In its standard configuration, Jekyll turns a folder full of text files into a website full of (something like) blog posts. But unlike typical Jekyll blogs, each of my drafts is its own Git repository, instead of just a single text file. This lets me keep track of changes to each draft separately, and to collaborate with other writers/editors on a post-by-post basis. To make this work, I’ve written a kludgy Jekyll plugin1 that I’ve named Gekyll. This plugin changes the Jekyll workflow in two keys ways:
Rather than use standalone text files, Gekyll ingests Git repositories, each corresponding to a post and each containing at least one such text file. The Grit library for Ruby, conveniently maintained by Jekyll’s lead developer, helps.
And rather than spit out only an HTML document for each post, Gekyll also renders the following files: a
git clone-able copy of the raw repo; the “raw” representations of the latest versions of each file in the repository; a JSON file representing each Git commit; and additional JSON files for each diff each of those commits.
On January 14, 2013, I released version 0.0.1 of Gekyll on GitHub. If you’d like to incorporate Gekyll into your Jekyll project, but are having trouble with it, don’t hesitate to drop me a line.

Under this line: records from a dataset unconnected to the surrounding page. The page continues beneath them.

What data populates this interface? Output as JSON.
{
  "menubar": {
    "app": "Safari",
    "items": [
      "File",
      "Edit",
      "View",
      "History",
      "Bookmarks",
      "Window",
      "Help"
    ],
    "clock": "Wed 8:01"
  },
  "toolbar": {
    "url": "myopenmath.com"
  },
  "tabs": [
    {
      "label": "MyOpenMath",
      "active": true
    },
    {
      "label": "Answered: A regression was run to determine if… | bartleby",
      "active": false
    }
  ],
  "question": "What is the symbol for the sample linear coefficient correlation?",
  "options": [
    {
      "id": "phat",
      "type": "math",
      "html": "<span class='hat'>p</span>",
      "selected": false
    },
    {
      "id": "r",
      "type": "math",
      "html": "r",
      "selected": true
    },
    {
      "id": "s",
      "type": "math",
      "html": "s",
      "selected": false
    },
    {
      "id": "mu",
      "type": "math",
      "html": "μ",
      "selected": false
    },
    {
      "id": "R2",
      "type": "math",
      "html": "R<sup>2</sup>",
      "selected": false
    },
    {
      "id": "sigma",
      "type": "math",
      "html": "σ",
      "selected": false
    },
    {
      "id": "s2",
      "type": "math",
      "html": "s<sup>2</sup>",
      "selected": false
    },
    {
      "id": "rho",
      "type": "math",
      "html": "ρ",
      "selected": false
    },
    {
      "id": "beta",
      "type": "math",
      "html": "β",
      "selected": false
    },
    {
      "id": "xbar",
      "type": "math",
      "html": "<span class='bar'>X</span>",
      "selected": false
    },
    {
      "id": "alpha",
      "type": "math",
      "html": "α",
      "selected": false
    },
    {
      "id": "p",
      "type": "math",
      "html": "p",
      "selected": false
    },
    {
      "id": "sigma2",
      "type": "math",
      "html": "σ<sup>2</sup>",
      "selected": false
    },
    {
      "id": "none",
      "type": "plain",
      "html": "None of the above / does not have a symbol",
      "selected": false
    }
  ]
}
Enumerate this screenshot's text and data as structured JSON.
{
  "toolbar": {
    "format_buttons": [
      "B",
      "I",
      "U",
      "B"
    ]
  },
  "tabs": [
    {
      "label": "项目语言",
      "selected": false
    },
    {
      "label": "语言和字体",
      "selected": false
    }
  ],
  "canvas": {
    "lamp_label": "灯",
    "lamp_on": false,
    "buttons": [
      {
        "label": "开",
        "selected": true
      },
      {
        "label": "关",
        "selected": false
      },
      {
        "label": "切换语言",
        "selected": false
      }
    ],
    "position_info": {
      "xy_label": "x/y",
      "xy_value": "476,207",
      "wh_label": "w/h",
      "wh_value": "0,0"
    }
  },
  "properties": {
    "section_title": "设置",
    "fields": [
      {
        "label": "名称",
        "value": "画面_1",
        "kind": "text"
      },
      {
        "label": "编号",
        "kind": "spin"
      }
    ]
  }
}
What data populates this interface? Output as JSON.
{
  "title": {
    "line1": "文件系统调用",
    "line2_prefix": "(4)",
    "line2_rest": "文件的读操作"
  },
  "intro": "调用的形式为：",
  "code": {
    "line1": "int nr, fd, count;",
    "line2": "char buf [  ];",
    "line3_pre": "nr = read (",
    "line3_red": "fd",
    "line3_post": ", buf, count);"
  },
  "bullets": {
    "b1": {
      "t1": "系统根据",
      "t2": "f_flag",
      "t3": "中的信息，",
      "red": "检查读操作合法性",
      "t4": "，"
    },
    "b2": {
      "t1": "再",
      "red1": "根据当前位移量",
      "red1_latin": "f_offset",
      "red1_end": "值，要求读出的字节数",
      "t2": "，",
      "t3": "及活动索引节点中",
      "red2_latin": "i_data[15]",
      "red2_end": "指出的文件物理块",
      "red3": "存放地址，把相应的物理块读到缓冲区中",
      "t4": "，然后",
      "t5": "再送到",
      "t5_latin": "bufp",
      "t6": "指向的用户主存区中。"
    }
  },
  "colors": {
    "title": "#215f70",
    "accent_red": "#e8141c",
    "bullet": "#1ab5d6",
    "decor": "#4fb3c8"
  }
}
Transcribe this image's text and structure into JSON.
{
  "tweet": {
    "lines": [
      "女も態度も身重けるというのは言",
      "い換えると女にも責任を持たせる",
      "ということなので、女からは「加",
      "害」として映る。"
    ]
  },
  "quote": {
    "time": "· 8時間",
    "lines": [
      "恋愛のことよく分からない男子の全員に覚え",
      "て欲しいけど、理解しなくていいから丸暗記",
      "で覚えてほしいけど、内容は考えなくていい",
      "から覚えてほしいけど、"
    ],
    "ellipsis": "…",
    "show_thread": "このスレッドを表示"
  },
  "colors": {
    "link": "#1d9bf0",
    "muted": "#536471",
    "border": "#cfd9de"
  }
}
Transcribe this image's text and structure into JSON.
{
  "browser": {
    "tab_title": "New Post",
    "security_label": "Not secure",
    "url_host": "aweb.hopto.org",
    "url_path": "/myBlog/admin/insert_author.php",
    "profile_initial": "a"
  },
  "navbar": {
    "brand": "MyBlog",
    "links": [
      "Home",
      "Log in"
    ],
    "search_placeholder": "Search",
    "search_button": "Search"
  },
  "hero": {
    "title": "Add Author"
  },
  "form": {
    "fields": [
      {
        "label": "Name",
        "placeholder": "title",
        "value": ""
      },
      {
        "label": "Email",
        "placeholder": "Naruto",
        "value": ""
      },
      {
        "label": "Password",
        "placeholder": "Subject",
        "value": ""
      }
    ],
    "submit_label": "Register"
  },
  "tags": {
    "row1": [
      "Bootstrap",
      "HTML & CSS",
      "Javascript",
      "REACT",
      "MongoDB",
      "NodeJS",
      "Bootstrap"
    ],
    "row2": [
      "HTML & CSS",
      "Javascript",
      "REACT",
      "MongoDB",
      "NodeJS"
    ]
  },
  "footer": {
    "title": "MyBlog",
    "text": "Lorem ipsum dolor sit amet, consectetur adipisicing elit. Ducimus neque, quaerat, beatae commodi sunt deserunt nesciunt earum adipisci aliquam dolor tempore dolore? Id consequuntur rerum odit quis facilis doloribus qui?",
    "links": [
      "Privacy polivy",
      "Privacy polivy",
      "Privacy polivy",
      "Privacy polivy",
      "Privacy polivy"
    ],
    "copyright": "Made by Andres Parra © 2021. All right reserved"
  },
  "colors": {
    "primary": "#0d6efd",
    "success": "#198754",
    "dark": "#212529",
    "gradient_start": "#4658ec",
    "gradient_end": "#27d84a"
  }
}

Before mid-January 2013, it was an even-kludgier modification of the Jekyll library itself. ↩